Economic globalisation – understood as a process of breaking down State barriers in order to allow the free flow of finance, trade, production and at least in theory, labour – affects human rights. It affects the role of the main duty holder in human rights, the State, both in the world and the domestic economies. Globalism, the ideology supporting economic globalisation, favours the withdrawal of the State from the provision of many services essential to human rights, and its replacement by private actors. It also insists on opening up the economy to products, services and investments originating in countries that enjoy a competitive advantage, and on discipline in taking the advice of international trade and financial organisations.
From a human rights perspective, economic globalisation raises questions about the human rights responsibilities of private actors, of intergovernmental organisations and of third States when their actions have extraterritorial effects. There is also an urgent need to rethink human rights obligations of States. This is often a very technical issue, requiring knowledge of the law of international contracts and arbitration and of domestic administrative law.

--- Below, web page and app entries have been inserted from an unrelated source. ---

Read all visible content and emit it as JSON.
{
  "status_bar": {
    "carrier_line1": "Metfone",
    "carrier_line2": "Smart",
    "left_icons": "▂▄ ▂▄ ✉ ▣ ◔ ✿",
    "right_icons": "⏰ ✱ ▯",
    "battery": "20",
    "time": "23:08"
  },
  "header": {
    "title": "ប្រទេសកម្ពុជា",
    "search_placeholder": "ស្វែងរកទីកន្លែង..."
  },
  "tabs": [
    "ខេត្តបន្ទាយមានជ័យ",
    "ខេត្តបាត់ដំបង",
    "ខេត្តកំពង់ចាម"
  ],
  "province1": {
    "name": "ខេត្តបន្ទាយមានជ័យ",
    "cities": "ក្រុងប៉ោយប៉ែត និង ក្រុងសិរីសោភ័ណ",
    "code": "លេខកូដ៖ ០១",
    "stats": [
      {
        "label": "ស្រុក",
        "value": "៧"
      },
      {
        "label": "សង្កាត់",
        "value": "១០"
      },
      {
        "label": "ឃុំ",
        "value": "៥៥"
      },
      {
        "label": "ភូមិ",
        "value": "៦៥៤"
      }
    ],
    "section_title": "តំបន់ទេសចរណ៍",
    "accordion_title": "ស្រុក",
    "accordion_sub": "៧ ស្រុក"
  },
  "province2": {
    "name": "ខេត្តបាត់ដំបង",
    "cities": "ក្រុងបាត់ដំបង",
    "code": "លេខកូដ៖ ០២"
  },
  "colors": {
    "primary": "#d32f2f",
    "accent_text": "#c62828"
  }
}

Inevitably, a part of the human rights response to economic globalisation needs to take place at the global level – hence the discussions on the human rights accountability of the World Bank, the role of human rights in the World Trade Organization (WTO) dispute settlement system, or the efforts to codify the human rights responsibility of corporations.